The album opens with \"Numbered Days\", a fast and furious song that sets the tone for the rest of the record. The chorus features Leach's signature scream of \"The time approaches / Fall!\", which became a fan favorite. The next track, \"Self Revolution\", is a catchy and upbeat song that encourages listeners to take control of their lives and make positive changes. The third track, \"Fixation on the Darkness\", is one of the most popular songs on the album, and features a guest appearance by Howard Jones, who would later replace Leach as the band's vocalist. The song showcases the contrast between Leach's and Jones' vocal styles, as well as the band's ability to blend heavy and melodic elements.

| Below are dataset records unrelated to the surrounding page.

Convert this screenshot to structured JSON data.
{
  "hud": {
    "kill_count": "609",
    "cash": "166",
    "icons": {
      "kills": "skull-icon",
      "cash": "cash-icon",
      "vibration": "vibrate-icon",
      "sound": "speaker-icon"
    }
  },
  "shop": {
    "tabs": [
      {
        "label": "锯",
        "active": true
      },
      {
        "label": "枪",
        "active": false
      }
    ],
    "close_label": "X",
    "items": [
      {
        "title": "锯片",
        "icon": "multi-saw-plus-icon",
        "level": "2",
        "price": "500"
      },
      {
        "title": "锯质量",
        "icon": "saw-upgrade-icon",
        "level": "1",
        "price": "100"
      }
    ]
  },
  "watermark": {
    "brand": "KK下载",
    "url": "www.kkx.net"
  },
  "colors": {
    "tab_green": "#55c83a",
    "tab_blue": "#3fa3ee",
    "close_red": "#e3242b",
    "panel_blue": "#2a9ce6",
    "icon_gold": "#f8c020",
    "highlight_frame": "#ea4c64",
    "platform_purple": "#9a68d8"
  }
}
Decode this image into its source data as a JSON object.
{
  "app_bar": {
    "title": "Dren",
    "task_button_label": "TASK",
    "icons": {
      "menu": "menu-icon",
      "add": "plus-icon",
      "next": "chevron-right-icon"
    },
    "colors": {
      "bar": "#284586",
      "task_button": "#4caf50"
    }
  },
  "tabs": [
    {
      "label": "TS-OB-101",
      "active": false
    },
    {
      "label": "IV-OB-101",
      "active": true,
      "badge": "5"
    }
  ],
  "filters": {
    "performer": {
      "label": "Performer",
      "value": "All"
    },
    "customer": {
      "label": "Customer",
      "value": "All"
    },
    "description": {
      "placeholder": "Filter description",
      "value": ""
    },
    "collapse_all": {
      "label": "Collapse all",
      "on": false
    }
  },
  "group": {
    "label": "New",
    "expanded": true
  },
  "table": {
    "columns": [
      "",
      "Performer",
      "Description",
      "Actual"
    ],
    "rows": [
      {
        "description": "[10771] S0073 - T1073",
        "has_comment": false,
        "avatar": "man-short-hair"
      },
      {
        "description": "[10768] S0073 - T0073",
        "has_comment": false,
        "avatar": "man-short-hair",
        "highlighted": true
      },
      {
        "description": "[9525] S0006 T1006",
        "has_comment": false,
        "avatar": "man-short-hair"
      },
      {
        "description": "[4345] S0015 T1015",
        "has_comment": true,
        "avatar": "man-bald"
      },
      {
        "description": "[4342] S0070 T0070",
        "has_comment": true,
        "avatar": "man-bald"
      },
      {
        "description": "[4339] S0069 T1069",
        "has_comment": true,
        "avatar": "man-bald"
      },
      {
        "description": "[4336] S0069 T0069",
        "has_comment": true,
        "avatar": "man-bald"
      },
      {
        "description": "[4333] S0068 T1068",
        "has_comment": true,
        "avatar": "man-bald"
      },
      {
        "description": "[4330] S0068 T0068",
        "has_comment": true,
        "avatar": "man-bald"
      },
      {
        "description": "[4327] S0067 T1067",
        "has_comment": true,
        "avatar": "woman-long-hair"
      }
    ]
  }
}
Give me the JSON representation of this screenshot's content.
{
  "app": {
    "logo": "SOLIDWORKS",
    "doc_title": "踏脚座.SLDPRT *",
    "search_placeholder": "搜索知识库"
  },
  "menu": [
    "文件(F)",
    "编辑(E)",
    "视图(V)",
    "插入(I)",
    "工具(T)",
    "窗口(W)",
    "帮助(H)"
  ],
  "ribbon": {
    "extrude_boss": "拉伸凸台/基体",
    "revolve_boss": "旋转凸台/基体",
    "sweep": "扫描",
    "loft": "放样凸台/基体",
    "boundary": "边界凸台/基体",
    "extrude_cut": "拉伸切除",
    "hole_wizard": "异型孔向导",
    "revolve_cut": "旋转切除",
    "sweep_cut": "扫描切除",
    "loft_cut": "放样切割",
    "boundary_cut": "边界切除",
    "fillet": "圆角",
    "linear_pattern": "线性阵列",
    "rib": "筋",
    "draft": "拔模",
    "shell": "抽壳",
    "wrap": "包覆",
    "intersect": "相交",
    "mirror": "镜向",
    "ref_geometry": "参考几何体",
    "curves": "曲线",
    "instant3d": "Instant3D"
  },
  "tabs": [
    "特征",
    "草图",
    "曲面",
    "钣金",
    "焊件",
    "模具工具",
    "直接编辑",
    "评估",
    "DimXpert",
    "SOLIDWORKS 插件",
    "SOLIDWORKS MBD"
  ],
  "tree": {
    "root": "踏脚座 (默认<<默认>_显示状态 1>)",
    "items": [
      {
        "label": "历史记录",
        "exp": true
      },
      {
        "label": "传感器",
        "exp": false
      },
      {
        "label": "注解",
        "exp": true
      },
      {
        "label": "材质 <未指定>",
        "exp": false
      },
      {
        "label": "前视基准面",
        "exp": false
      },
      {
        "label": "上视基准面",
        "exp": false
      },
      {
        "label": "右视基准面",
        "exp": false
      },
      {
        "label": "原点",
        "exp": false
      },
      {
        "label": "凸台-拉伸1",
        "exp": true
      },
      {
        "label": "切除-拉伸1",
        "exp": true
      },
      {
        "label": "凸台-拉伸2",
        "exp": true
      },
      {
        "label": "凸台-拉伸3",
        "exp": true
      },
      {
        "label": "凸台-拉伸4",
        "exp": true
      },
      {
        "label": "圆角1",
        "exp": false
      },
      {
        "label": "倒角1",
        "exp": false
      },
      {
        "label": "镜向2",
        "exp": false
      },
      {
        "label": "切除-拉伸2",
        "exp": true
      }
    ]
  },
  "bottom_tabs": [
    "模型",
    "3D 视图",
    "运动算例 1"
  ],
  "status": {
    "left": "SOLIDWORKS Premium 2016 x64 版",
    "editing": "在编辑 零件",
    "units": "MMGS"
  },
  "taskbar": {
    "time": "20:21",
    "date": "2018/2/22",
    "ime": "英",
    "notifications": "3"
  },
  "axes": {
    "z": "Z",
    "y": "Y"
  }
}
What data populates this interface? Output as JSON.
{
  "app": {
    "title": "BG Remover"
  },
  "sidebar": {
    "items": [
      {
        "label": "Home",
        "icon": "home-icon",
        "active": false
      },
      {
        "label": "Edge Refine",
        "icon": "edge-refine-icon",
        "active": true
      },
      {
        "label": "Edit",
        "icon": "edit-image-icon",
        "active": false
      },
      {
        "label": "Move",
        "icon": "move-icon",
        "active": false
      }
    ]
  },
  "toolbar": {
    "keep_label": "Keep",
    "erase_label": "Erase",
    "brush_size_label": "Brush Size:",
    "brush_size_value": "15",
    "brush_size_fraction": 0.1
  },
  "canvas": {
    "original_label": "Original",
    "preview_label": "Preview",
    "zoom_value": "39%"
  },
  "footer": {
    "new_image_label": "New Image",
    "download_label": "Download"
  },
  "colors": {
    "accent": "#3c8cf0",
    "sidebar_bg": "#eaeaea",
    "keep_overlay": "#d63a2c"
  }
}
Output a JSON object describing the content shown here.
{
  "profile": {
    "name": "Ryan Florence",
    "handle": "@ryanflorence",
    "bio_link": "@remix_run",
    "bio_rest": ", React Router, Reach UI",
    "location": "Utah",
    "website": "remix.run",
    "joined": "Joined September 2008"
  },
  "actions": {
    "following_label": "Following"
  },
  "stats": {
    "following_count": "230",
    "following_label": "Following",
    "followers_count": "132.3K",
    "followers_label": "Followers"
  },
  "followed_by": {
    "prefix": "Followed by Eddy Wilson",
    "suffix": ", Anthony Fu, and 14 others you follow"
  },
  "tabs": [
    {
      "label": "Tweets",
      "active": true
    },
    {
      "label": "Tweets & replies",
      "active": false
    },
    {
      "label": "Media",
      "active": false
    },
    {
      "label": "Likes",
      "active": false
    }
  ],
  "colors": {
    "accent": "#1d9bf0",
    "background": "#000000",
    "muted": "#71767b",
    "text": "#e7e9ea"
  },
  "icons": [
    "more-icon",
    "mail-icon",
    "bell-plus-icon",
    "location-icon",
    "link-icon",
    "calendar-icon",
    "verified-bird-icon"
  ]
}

The fourth track, \"My Last Serenade\", is another fan favorite and one of the band's most recognizable songs. The song is a powerful ballad that expresses Leach's farewell to his former lover and his hope for a better future. The song features a memorable guitar solo by Dutkiewicz and a soaring chorus that showcases Leach's clean vocals. The fifth track, \"Life to Lifeless\", is a brutal and relentless song that deals with the loss of a friend and the futility of war. The song features some of the heaviest riffs and breakdowns on the album, as well as some of Leach's most aggressive vocals.
The sixth track, \"Just Barely Breathing\", is a long and epic song that explores Leach's struggle with depression and suicidal thoughts. The song starts with a slow and atmospheric intro that builds up to a heavy and explosive chorus. The song also features some of the most complex and technical guitar work on the album, as well as some of Leach's most emotional lyrics. The seventh track, \"To the Sons of Man\", is a short and fast song that serves as an interlude between the two halves of the album. The song features some of the most punk-influenced riffs and drumming on the album, as well as some of Leach's most anthemic vocals.
The eighth track, \"Temple from the Within\", is a re-recorded version of a song from the band's debut album. The song is a heavy and groovy song that showcases the band's roots in hardcore and metal. The song features some of the most catchy and rhythmic riffs on the album, as well as some of Leach's most diverse vocals. The ninth track, \"The Element of One\", is another re-recorded version of a song from the band's debut album. The song is a melodic and emotional song that expresses Leach's love for his wife. The song features some of the most beautiful and harmonious guitar work on the album, as well as some of Leach's most heartfelt vocals.
The tenth track, \"Vide Infra\", is another re-recorded version of a song from the band's debut album. The song is a dark and sinister song that deals with Leach's loss of faith and his fear of death. The song features some of the most ominous and dissonant riffs on the album, as well as some of Leach's most haunting vocals. The eleventh track, \"Without a Name\", is an instrumental interlude that leads into the final track. The track features some of the most ambient and atmospheric sounds on the album, creating a sense of calmness before the storm.
The twelfth and final track 248dff8e21